TO DO → Give back a single figure: the number of lines in the entries below that contain "with".

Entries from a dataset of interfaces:

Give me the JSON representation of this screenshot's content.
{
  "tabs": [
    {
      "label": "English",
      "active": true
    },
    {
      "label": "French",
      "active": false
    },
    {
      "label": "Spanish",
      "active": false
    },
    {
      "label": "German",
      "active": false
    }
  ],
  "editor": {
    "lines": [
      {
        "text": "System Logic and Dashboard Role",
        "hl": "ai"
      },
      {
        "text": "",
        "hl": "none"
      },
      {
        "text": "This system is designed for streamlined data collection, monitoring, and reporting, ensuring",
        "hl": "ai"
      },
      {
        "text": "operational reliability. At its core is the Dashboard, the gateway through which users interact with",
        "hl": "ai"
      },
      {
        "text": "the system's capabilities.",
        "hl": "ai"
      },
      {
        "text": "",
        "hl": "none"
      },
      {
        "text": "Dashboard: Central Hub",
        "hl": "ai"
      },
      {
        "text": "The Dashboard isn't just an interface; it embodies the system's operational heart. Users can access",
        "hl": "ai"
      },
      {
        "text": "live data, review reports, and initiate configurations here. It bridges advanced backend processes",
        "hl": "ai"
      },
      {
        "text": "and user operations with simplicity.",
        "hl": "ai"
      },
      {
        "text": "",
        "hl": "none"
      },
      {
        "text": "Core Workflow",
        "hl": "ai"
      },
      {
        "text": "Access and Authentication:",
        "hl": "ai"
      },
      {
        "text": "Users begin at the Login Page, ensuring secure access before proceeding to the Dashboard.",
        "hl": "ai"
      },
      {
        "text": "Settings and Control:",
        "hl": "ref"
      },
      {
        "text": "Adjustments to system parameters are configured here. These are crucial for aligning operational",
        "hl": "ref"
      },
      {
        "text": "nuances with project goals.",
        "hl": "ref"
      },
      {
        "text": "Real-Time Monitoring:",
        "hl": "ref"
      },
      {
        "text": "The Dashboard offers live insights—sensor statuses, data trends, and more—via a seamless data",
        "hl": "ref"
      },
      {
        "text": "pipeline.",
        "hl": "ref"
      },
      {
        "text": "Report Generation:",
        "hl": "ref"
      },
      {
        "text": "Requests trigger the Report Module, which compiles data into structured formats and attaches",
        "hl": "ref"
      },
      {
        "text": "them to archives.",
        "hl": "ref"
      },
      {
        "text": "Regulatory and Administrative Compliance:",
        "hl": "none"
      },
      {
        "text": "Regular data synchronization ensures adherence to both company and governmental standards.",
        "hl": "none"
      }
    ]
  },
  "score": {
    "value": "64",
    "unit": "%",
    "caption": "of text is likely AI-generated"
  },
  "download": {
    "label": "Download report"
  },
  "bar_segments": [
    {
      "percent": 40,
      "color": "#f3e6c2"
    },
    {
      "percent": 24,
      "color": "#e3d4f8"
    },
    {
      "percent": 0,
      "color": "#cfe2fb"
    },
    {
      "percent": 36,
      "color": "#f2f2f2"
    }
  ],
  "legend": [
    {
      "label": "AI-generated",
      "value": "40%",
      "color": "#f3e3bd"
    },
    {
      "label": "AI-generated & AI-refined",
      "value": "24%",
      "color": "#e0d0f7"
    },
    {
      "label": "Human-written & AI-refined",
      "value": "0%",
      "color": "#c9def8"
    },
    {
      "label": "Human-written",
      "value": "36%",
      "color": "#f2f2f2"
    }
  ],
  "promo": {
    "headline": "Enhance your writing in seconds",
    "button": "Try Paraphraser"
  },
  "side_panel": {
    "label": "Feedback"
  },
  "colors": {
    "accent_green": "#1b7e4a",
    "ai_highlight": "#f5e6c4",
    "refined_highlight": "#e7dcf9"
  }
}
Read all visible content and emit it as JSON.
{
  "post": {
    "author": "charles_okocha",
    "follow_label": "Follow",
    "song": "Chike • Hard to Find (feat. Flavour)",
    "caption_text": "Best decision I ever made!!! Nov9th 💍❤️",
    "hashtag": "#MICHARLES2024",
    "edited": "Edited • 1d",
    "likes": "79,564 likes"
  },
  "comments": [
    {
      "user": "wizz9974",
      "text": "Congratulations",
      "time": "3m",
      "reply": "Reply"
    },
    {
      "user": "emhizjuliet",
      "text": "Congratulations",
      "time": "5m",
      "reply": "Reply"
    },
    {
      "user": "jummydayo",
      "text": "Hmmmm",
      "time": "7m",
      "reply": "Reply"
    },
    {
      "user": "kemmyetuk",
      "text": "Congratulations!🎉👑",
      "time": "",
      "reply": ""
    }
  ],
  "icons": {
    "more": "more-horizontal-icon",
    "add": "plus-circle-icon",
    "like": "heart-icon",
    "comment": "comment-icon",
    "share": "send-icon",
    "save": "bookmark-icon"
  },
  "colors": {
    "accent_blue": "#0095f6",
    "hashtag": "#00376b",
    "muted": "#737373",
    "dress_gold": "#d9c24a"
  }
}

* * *

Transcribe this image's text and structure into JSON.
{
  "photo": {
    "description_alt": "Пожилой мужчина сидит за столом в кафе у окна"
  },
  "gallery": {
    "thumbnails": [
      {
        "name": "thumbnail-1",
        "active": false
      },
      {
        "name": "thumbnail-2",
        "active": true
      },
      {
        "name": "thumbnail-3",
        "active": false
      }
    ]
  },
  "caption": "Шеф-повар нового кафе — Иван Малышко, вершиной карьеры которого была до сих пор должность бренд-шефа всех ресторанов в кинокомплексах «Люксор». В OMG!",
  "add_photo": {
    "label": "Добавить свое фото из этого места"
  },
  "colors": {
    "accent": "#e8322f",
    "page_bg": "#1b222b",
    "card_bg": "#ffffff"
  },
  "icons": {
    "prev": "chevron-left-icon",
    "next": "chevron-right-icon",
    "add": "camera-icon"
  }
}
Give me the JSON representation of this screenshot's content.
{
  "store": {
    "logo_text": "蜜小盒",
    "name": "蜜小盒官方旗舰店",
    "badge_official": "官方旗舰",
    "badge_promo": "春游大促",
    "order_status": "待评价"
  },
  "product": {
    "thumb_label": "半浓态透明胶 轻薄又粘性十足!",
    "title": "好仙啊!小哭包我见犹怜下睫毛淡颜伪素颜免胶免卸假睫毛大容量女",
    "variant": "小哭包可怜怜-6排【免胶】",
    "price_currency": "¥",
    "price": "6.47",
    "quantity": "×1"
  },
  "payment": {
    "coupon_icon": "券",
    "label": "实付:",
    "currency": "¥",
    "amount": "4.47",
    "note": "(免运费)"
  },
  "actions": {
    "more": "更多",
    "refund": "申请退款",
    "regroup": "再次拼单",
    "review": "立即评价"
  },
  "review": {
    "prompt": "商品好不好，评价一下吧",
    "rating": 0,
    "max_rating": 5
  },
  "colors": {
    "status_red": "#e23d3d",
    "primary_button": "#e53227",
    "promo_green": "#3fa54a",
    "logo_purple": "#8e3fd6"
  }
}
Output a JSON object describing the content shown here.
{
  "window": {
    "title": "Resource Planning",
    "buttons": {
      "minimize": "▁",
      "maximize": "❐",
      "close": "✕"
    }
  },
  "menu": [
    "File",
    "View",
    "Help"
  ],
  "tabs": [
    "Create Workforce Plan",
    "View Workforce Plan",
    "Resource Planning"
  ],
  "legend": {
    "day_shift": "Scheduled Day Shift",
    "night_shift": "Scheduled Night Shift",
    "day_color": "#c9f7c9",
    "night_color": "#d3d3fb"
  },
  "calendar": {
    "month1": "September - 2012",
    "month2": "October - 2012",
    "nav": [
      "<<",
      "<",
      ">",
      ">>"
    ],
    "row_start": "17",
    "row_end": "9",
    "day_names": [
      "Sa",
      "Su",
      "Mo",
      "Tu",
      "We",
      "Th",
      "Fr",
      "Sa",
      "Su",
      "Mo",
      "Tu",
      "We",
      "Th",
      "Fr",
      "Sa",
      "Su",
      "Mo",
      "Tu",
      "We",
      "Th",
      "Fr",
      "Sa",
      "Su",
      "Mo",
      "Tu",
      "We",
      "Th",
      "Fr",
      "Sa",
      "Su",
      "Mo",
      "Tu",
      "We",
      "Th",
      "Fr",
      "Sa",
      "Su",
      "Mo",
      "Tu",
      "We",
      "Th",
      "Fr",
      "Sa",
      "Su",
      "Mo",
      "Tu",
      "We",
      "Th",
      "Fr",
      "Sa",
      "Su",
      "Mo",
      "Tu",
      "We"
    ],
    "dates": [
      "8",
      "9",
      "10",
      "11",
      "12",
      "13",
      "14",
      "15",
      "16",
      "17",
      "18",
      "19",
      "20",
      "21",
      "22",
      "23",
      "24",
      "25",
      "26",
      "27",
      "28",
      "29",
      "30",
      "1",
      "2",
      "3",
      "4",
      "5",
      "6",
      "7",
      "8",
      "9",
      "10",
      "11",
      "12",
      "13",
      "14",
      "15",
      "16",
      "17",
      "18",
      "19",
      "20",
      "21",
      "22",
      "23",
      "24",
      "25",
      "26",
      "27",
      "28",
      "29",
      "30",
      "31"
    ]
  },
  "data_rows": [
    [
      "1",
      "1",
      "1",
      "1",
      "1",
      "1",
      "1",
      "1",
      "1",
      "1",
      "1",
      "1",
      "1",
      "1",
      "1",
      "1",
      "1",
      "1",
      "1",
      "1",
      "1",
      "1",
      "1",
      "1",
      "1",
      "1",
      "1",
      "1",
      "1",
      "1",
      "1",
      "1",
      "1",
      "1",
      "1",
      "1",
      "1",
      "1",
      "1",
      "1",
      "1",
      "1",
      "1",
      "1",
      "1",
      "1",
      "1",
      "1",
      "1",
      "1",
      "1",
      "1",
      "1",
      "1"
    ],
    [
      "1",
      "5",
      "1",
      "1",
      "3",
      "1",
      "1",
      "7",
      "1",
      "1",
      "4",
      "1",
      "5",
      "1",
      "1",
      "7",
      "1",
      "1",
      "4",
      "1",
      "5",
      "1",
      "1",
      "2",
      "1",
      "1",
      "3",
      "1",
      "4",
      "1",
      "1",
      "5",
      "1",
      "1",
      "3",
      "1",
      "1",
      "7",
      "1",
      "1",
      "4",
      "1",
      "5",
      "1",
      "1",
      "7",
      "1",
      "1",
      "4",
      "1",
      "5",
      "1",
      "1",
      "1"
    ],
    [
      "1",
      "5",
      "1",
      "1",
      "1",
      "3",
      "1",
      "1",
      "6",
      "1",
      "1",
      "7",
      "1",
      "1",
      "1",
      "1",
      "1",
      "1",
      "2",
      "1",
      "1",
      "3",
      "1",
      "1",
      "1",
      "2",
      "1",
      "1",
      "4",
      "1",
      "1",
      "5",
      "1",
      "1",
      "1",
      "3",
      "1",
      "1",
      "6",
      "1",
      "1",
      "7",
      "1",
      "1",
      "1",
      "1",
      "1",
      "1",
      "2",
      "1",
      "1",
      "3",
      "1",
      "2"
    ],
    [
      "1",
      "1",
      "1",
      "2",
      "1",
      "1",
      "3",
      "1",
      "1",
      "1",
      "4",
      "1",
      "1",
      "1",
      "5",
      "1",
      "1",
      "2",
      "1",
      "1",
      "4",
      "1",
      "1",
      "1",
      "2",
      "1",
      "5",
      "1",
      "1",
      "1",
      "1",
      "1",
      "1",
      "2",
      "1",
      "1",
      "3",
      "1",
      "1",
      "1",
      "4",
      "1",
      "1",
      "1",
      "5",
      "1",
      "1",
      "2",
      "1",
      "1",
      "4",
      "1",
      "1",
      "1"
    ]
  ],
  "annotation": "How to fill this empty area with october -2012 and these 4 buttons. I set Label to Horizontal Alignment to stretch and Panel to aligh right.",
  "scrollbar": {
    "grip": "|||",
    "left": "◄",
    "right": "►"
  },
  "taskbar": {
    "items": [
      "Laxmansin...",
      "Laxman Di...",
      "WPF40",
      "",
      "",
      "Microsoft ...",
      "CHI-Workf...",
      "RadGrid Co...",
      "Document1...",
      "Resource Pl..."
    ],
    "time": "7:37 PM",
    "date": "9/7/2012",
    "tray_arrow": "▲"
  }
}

SOLUTION → 4